<<<<

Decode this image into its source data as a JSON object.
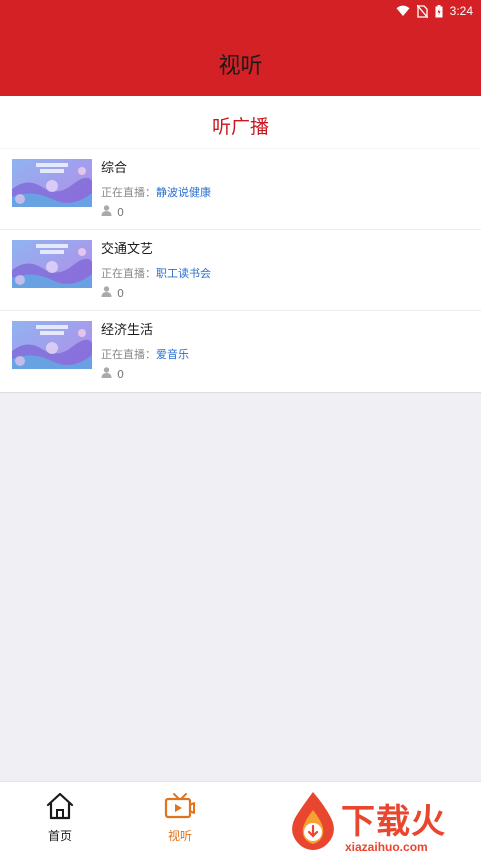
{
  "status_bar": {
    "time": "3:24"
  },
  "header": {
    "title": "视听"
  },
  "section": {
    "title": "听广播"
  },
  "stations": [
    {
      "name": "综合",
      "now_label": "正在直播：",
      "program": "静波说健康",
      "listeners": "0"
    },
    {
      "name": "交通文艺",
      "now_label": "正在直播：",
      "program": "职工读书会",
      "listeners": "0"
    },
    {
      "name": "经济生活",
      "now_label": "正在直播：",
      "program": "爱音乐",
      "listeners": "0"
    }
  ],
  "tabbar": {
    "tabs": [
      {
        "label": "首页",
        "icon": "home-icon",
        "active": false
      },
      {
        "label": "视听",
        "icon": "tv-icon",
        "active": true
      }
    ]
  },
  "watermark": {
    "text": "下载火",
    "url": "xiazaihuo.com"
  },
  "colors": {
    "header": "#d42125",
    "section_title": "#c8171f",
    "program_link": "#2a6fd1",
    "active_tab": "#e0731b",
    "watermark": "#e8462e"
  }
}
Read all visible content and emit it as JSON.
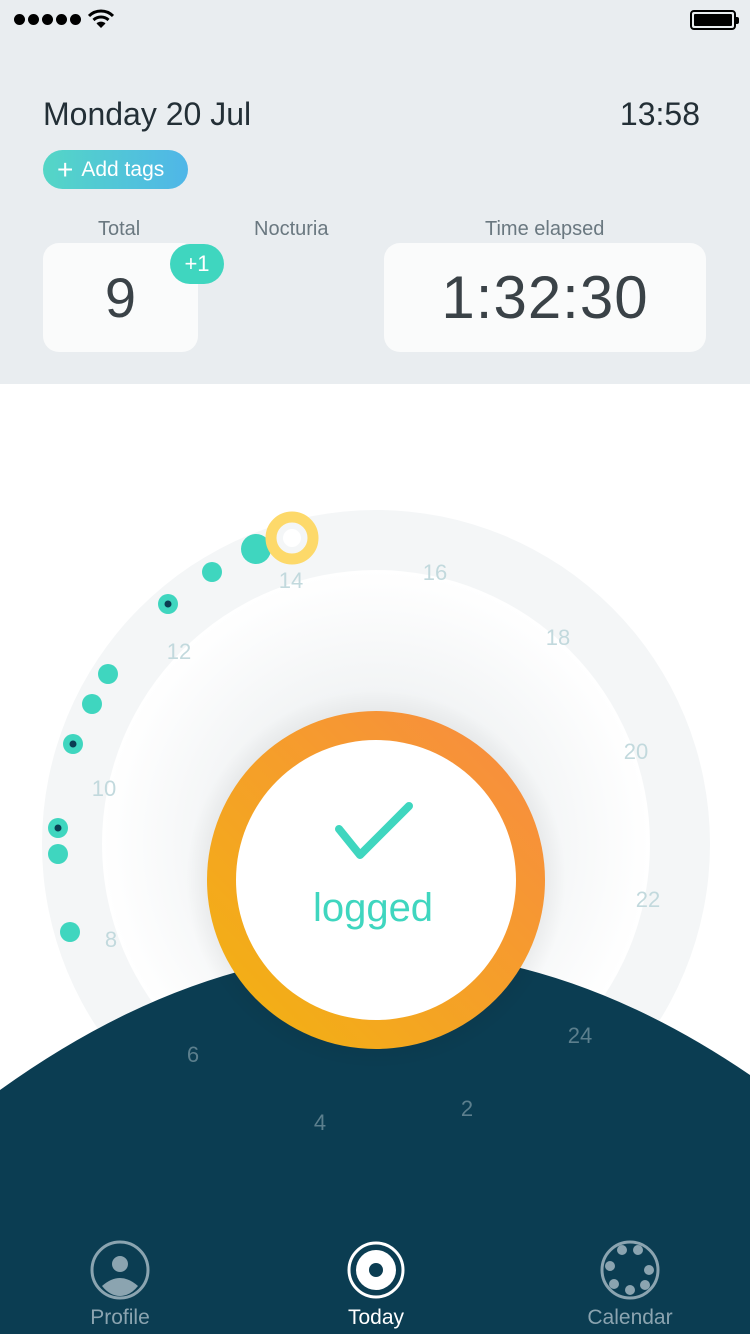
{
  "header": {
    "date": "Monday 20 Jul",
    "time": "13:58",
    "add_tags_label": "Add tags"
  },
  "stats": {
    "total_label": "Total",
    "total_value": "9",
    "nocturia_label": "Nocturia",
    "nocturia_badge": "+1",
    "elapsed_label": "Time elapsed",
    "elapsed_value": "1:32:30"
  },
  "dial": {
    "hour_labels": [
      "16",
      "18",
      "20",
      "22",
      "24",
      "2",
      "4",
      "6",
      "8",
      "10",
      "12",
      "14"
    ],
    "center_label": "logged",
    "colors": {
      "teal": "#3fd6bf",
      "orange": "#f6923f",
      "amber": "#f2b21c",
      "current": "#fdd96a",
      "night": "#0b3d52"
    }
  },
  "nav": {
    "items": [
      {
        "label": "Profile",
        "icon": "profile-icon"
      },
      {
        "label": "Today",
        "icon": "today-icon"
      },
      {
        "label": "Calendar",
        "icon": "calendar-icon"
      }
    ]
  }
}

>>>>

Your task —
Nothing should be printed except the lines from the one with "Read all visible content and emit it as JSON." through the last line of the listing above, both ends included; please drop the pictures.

Exercise result —
Read all visible content and emit it as JSON.
{
  "header": {
    "date": "Monday 20 Jul",
    "time": "13:58",
    "add_tags_label": "Add tags"
  },
  "stats": {
    "total_label": "Total",
    "total_value": "9",
    "nocturia_label": "Nocturia",
    "nocturia_badge": "+1",
    "elapsed_label": "Time elapsed",
    "elapsed_value": "1:32:30"
  },
  "dial": {
    "hour_labels": [
      "16",
      "18",
      "20",
      "22",
      "24",
      "2",
      "4",
      "6",
      "8",
      "10",
      "12",
      "14"
    ],
    "center_label": "logged",
    "colors": {
      "teal": "#3fd6bf",
      "orange": "#f6923f",
      "amber": "#f2b21c",
      "current": "#fdd96a",
      "night": "#0b3d52"
    }
  },
  "nav": {
    "items": [
      {
        "label": "Profile",
        "icon": "profile-icon"
      },
      {
        "label": "Today",
        "icon": "today-icon"
      },
      {
        "label": "Calendar",
        "icon": "calendar-icon"
      }
    ]
  }
}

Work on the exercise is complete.